For a quick guide on the different types of recyclable plastics and understanding their number system, check out this helpful guide. The result of this contamination can ruin batches of recycled plastic. That means that a lot of otherwise recyclable materials can end up going to the landfill, despite your best intentions.
Plastic bags, such as grocery bags, in particular, should never be put in your household recycling bin. Plastic bags can easily get caught in recycling sorting machine. This can significantly damage sorting machines, resulting in a lot of expensive repairs and a lot of lost time for the recycling facility. On the upside, however, many supermarkets have specific receptacles designated for plastic bags. This makes recycling your plastic bags easy. You can simply put them in the bin on your way inside the supermarket on your next shopping trip. Just make sure that the plastic bags are clean and dry!
Still wondering about the other items that your local recycling service can’t recycle? Your community likely also has other resources for those items. Many communities now have facilities or haulers who can recycle other specific materials.
Single Stream Recycling
All-Points Waste Service has a solution to help you overcome the confusion regarding what materials can be recycled. It’s called single-stream recycling (also referred to as fully comingled and single-sorted recycling). This system of recycling allows you to place all of your recyclable materials in to one single recycling bin. This means that you do not have to sort your recyclable materials in to individual containers.
Then your recyclable materials are picked up by one truck and taken to the recycling center for processing. The ease of the single-stream recycling system doesn’t stop there though! Once at the recycling center, the recyclable materials still do not have to be sorted. That’s right. These recyclable materials are processed using systems that are specifically designed to handle these completely comingled mixtures of recyclable materials. After the materials have been processed by this single stream recycling system, they are transferred to a materials recovery facility. Once there, the materials are then separated for reuse.

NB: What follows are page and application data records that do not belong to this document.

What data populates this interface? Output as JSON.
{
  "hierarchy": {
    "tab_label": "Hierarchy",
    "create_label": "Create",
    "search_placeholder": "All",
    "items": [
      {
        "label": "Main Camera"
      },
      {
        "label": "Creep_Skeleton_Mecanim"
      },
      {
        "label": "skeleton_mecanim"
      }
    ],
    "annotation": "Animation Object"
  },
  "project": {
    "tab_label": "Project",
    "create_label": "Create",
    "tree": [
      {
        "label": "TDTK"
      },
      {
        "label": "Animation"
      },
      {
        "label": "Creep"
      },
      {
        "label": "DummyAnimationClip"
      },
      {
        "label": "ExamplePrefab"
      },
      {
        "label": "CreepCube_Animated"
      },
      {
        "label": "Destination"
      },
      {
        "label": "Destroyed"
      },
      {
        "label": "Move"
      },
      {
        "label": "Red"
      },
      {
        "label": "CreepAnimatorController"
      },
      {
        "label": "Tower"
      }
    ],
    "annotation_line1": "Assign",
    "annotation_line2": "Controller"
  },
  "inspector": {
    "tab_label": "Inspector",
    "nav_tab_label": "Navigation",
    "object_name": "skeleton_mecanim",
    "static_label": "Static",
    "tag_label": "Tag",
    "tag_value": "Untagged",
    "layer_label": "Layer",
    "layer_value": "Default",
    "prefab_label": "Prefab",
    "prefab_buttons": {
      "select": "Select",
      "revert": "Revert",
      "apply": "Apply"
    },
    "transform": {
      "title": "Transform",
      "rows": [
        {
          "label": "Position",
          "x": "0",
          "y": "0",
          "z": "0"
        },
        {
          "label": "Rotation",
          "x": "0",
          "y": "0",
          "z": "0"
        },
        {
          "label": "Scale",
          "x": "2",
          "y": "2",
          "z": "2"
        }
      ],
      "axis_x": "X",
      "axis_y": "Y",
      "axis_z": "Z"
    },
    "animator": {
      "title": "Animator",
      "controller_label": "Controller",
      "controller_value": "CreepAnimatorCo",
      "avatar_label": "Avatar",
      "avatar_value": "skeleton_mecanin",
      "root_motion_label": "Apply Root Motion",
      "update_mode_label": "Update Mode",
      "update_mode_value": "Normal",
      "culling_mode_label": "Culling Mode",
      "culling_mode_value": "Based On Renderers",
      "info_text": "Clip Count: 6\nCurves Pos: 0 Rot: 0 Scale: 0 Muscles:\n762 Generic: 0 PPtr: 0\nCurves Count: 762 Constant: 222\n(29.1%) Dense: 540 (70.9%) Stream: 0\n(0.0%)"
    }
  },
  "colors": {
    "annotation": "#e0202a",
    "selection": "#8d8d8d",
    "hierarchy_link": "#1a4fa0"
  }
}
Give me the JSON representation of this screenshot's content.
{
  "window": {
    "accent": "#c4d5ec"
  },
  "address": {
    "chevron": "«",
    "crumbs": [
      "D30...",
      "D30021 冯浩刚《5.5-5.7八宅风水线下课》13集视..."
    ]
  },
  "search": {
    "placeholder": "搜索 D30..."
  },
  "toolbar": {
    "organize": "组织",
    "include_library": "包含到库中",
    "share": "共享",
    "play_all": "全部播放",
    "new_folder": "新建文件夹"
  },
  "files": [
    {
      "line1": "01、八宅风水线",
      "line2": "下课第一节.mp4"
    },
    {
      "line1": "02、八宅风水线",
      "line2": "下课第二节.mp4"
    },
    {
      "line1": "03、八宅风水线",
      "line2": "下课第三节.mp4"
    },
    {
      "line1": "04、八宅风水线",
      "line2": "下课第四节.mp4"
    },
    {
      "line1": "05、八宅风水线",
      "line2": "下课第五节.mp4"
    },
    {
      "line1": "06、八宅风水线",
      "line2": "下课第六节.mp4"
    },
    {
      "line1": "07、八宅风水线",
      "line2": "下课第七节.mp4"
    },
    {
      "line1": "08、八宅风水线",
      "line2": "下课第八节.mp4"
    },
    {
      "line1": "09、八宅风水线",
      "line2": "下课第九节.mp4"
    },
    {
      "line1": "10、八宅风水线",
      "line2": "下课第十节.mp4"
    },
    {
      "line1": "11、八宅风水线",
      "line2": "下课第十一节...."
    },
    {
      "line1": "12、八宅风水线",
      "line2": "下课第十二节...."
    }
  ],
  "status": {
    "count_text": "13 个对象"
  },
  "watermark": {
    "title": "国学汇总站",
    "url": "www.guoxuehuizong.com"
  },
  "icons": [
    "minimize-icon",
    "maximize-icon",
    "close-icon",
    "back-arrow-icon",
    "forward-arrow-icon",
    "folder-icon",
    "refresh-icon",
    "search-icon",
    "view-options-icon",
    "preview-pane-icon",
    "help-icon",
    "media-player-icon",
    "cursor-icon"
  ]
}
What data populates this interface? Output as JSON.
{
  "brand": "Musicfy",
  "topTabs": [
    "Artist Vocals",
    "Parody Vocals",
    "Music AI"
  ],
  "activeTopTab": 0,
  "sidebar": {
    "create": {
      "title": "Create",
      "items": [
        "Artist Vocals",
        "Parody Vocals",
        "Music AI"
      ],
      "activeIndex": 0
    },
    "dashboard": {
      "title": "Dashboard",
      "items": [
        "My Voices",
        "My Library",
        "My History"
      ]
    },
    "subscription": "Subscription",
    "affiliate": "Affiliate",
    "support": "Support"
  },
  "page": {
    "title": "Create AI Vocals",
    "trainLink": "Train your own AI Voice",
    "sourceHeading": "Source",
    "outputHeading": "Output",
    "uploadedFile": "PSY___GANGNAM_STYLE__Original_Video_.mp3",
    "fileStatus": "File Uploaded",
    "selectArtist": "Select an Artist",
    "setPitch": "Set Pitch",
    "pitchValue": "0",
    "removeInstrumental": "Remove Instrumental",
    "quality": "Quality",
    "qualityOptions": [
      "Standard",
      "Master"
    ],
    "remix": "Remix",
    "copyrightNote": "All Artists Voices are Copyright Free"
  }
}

What Can be Recycled in Single Stream Recycling?
This is the most common question asked by every consumer because as mentioned before, knowing what can and cannot be recycled is the most difficult part of recycling today. So how are you supposed to know if your items are recyclable?
Here’s a list of everything that you can be recycled using the All-Points Waste Service’s Single Stream Recycling Service:
• Plastic Containers (except those that are marked with #6)
• Rigid Plastics (toys, litter boxes and buckets)
• Empty Aerosol Cans
• Cartons & Juice Boxes
• Cardboard (flattened)
• Tin/Steel Cans
• Paper (newspaper, brown paper bags, magazines, corrugated containers, junk mail, high-grade paper, cereal boxes, telephone books)
Here’s a list of what All-Points Waste Service is not currently able to recycle at this time:
• Pizza Boxes
• Bottle Caps or Lids
• Plastic Bags
• Plastic Food Trays & Cups
• Pots & Pans
• Paper Plates & Napkins
• Batteries, Light bulbs, or Wire Hangers
• Clamshell takeout boxes or Styrofoam
Start Recycling Better Today!
Do these lists seem like a lot to remember? All-Points Waste Service has a handy flyer for you. Click here and scroll to the bottom of the page and hit download! Just print it out, hang it on your refrigerator or near your recycling bin, and you will have a quick and easy reference any time that you need it.